Every record shown below is to be output exactly.

(Source data)
____
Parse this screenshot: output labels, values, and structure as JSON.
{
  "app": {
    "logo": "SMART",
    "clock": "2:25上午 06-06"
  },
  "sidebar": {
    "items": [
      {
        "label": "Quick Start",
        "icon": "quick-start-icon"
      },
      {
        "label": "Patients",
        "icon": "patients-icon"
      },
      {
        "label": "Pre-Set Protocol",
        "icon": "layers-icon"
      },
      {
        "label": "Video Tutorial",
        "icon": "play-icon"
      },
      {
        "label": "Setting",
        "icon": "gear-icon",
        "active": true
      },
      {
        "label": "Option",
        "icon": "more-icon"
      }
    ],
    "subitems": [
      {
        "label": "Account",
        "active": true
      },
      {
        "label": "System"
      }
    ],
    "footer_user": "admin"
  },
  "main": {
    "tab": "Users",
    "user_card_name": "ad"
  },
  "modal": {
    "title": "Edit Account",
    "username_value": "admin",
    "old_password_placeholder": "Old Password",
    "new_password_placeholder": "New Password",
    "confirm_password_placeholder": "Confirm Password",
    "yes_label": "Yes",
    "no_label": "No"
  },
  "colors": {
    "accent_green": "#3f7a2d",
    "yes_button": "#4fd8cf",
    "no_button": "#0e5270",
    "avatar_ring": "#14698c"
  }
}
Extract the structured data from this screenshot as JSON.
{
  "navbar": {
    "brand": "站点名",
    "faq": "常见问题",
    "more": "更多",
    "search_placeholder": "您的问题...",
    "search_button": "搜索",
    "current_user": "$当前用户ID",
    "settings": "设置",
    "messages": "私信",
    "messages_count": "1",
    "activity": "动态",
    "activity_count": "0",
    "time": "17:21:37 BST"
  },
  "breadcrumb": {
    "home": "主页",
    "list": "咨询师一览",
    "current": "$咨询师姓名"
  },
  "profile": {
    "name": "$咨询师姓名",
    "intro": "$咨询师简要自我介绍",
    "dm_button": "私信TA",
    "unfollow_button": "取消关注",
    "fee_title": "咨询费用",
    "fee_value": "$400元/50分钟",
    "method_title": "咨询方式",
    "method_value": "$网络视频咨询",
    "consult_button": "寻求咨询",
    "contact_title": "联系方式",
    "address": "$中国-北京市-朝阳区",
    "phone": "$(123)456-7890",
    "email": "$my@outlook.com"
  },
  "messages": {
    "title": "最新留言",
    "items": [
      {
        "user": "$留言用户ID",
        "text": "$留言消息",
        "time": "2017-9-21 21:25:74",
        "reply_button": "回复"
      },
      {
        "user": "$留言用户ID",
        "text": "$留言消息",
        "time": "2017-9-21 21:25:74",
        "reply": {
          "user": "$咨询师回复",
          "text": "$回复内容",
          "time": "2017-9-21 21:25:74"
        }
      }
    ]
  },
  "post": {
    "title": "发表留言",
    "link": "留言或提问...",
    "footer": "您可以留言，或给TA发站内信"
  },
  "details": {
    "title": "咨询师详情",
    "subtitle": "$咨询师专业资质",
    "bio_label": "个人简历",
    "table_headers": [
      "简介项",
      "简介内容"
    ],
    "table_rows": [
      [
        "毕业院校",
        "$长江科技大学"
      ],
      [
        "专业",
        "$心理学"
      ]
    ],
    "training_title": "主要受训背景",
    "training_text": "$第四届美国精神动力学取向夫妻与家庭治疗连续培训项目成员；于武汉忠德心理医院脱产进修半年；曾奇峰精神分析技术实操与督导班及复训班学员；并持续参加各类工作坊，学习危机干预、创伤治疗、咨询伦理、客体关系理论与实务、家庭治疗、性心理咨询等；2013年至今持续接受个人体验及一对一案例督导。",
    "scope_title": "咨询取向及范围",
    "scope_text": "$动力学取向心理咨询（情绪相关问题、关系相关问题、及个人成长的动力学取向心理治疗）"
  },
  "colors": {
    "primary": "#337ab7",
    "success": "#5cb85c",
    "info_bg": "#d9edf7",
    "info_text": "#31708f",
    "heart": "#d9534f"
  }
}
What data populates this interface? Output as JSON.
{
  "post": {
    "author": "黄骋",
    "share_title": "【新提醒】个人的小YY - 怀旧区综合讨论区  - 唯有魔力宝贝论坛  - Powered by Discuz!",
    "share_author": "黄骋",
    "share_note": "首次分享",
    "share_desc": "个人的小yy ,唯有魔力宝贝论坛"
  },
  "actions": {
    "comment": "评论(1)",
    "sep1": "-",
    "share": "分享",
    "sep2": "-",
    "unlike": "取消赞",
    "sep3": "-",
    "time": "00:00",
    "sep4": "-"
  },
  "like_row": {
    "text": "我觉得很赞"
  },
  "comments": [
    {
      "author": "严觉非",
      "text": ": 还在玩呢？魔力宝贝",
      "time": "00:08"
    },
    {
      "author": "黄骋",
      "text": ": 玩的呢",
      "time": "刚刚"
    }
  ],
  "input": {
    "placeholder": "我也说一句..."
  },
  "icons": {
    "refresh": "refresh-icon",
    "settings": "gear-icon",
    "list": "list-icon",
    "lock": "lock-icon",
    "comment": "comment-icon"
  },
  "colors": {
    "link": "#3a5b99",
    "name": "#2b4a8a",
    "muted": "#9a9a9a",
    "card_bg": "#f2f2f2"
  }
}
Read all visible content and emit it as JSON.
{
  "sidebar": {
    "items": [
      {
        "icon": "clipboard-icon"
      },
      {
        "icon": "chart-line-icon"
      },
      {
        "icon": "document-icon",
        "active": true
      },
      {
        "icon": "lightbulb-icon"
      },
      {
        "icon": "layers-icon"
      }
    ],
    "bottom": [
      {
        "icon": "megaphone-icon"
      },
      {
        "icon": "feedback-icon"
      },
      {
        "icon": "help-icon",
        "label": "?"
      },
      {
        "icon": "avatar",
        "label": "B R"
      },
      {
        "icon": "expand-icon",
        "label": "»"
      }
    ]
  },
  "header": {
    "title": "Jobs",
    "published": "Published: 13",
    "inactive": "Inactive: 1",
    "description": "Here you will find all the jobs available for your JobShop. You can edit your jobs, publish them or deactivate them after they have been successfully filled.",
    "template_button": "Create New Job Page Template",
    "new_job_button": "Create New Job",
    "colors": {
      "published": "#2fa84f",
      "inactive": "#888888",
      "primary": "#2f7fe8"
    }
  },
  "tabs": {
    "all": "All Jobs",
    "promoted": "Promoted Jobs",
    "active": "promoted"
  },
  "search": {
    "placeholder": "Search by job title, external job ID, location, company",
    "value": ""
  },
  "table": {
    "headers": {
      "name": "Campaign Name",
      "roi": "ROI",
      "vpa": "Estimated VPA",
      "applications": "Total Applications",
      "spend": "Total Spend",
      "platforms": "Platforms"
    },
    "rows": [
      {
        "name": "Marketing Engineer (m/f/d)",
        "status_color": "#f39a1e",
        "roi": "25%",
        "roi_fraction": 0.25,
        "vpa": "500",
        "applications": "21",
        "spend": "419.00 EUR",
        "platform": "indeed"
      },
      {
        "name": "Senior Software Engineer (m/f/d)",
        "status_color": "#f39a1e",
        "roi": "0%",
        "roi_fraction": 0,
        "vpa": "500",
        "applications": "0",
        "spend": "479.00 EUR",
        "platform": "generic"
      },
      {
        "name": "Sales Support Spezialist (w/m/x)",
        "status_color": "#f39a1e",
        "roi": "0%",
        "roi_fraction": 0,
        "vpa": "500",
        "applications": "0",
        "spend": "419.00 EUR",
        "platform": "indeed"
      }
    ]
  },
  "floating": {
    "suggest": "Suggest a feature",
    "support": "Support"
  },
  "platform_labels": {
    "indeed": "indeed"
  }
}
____
:: Written reply ::
Parse this screenshot: output labels, values, and structure as JSON.
{
  "app": {
    "logo": "SMART",
    "clock": "2:25上午 06-06"
  },
  "sidebar": {
    "items": [
      {
        "label": "Quick Start",
        "icon": "quick-start-icon"
      },
      {
        "label": "Patients",
        "icon": "patients-icon"
      },
      {
        "label": "Pre-Set Protocol",
        "icon": "layers-icon"
      },
      {
        "label": "Video Tutorial",
        "icon": "play-icon"
      },
      {
        "label": "Setting",
        "icon": "gear-icon",
        "active": true
      },
      {
        "label": "Option",
        "icon": "more-icon"
      }
    ],
    "subitems": [
      {
        "label": "Account",
        "active": true
      },
      {
        "label": "System"
      }
    ],
    "footer_user": "admin"
  },
  "main": {
    "tab": "Users",
    "user_card_name": "ad"
  },
  "modal": {
    "title": "Edit Account",
    "username_value": "admin",
    "old_password_placeholder": "Old Password",
    "new_password_placeholder": "New Password",
    "confirm_password_placeholder": "Confirm Password",
    "yes_label": "Yes",
    "no_label": "No"
  },
  "colors": {
    "accent_green": "#3f7a2d",
    "yes_button": "#4fd8cf",
    "no_button": "#0e5270",
    "avatar_ring": "#14698c"
  }
}
Extract the structured data from this screenshot as JSON.
{
  "navbar": {
    "brand": "站点名",
    "faq": "常见问题",
    "more": "更多",
    "search_placeholder": "您的问题...",
    "search_button": "搜索",
    "current_user": "$当前用户ID",
    "settings": "设置",
    "messages": "私信",
    "messages_count": "1",
    "activity": "动态",
    "activity_count": "0",
    "time": "17:21:37 BST"
  },
  "breadcrumb": {
    "home": "主页",
    "list": "咨询师一览",
    "current": "$咨询师姓名"
  },
  "profile": {
    "name": "$咨询师姓名",
    "intro": "$咨询师简要自我介绍",
    "dm_button": "私信TA",
    "unfollow_button": "取消关注",
    "fee_title": "咨询费用",
    "fee_value": "$400元/50分钟",
    "method_title": "咨询方式",
    "method_value": "$网络视频咨询",
    "consult_button": "寻求咨询",
    "contact_title": "联系方式",
    "address": "$中国-北京市-朝阳区",
    "phone": "$(123)456-7890",
    "email": "$my@outlook.com"
  },
  "messages": {
    "title": "最新留言",
    "items": [
      {
        "user": "$留言用户ID",
        "text": "$留言消息",
        "time": "2017-9-21 21:25:74",
        "reply_button": "回复"
      },
      {
        "user": "$留言用户ID",
        "text": "$留言消息",
        "time": "2017-9-21 21:25:74",
        "reply": {
          "user": "$咨询师回复",
          "text": "$回复内容",
          "time": "2017-9-21 21:25:74"
        }
      }
    ]
  },
  "post": {
    "title": "发表留言",
    "link": "留言或提问...",
    "footer": "您可以留言，或给TA发站内信"
  },
  "details": {
    "title": "咨询师详情",
    "subtitle": "$咨询师专业资质",
    "bio_label": "个人简历",
    "table_headers": [
      "简介项",
      "简介内容"
    ],
    "table_rows": [
      [
        "毕业院校",
        "$长江科技大学"
      ],
      [
        "专业",
        "$心理学"
      ]
    ],
    "training_title": "主要受训背景",
    "training_text": "$第四届美国精神动力学取向夫妻与家庭治疗连续培训项目成员；于武汉忠德心理医院脱产进修半年；曾奇峰精神分析技术实操与督导班及复训班学员；并持续参加各类工作坊，学习危机干预、创伤治疗、咨询伦理、客体关系理论与实务、家庭治疗、性心理咨询等；2013年至今持续接受个人体验及一对一案例督导。",
    "scope_title": "咨询取向及范围",
    "scope_text": "$动力学取向心理咨询（情绪相关问题、关系相关问题、及个人成长的动力学取向心理治疗）"
  },
  "colors": {
    "primary": "#337ab7",
    "success": "#5cb85c",
    "info_bg": "#d9edf7",
    "info_text": "#31708f",
    "heart": "#d9534f"
  }
}
What data populates this interface? Output as JSON.
{
  "post": {
    "author": "黄骋",
    "share_title": "【新提醒】个人的小YY - 怀旧区综合讨论区  - 唯有魔力宝贝论坛  - Powered by Discuz!",
    "share_author": "黄骋",
    "share_note": "首次分享",
    "share_desc": "个人的小yy ,唯有魔力宝贝论坛"
  },
  "actions": {
    "comment": "评论(1)",
    "sep1": "-",
    "share": "分享",
    "sep2": "-",
    "unlike": "取消赞",
    "sep3": "-",
    "time": "00:00",
    "sep4": "-"
  },
  "like_row": {
    "text": "我觉得很赞"
  },
  "comments": [
    {
      "author": "严觉非",
      "text": ": 还在玩呢？魔力宝贝",
      "time": "00:08"
    },
    {
      "author": "黄骋",
      "text": ": 玩的呢",
      "time": "刚刚"
    }
  ],
  "input": {
    "placeholder": "我也说一句..."
  },
  "icons": {
    "refresh": "refresh-icon",
    "settings": "gear-icon",
    "list": "list-icon",
    "lock": "lock-icon",
    "comment": "comment-icon"
  },
  "colors": {
    "link": "#3a5b99",
    "name": "#2b4a8a",
    "muted": "#9a9a9a",
    "card_bg": "#f2f2f2"
  }
}
Read all visible content and emit it as JSON.
{
  "sidebar": {
    "items": [
      {
        "icon": "clipboard-icon"
      },
      {
        "icon": "chart-line-icon"
      },
      {
        "icon": "document-icon",
        "active": true
      },
      {
        "icon": "lightbulb-icon"
      },
      {
        "icon": "layers-icon"
      }
    ],
    "bottom": [
      {
        "icon": "megaphone-icon"
      },
      {
        "icon": "feedback-icon"
      },
      {
        "icon": "help-icon",
        "label": "?"
      },
      {
        "icon": "avatar",
        "label": "B R"
      },
      {
        "icon": "expand-icon",
        "label": "»"
      }
    ]
  },
  "header": {
    "title": "Jobs",
    "published": "Published: 13",
    "inactive": "Inactive: 1",
    "description": "Here you will find all the jobs available for your JobShop. You can edit your jobs, publish them or deactivate them after they have been successfully filled.",
    "template_button": "Create New Job Page Template",
    "new_job_button": "Create New Job",
    "colors": {
      "published": "#2fa84f",
      "inactive": "#888888",
      "primary": "#2f7fe8"
    }
  },
  "tabs": {
    "all": "All Jobs",
    "promoted": "Promoted Jobs",
    "active": "promoted"
  },
  "search": {
    "placeholder": "Search by job title, external job ID, location, company",
    "value": ""
  },
  "table": {
    "headers": {
      "name": "Campaign Name",
      "roi": "ROI",
      "vpa": "Estimated VPA",
      "applications": "Total Applications",
      "spend": "Total Spend",
      "platforms": "Platforms"
    },
    "rows": [
      {
        "name": "Marketing Engineer (m/f/d)",
        "status_color": "#f39a1e",
        "roi": "25%",
        "roi_fraction": 0.25,
        "vpa": "500",
        "applications": "21",
        "spend": "419.00 EUR",
        "platform": "indeed"
      },
      {
        "name": "Senior Software Engineer (m/f/d)",
        "status_color": "#f39a1e",
        "roi": "0%",
        "roi_fraction": 0,
        "vpa": "500",
        "applications": "0",
        "spend": "479.00 EUR",
        "platform": "generic"
      },
      {
        "name": "Sales Support Spezialist (w/m/x)",
        "status_color": "#f39a1e",
        "roi": "0%",
        "roi_fraction": 0,
        "vpa": "500",
        "applications": "0",
        "spend": "419.00 EUR",
        "platform": "indeed"
      }
    ]
  },
  "floating": {
    "suggest": "Suggest a feature",
    "support": "Support"
  },
  "platform_labels": {
    "indeed": "indeed"
  }
}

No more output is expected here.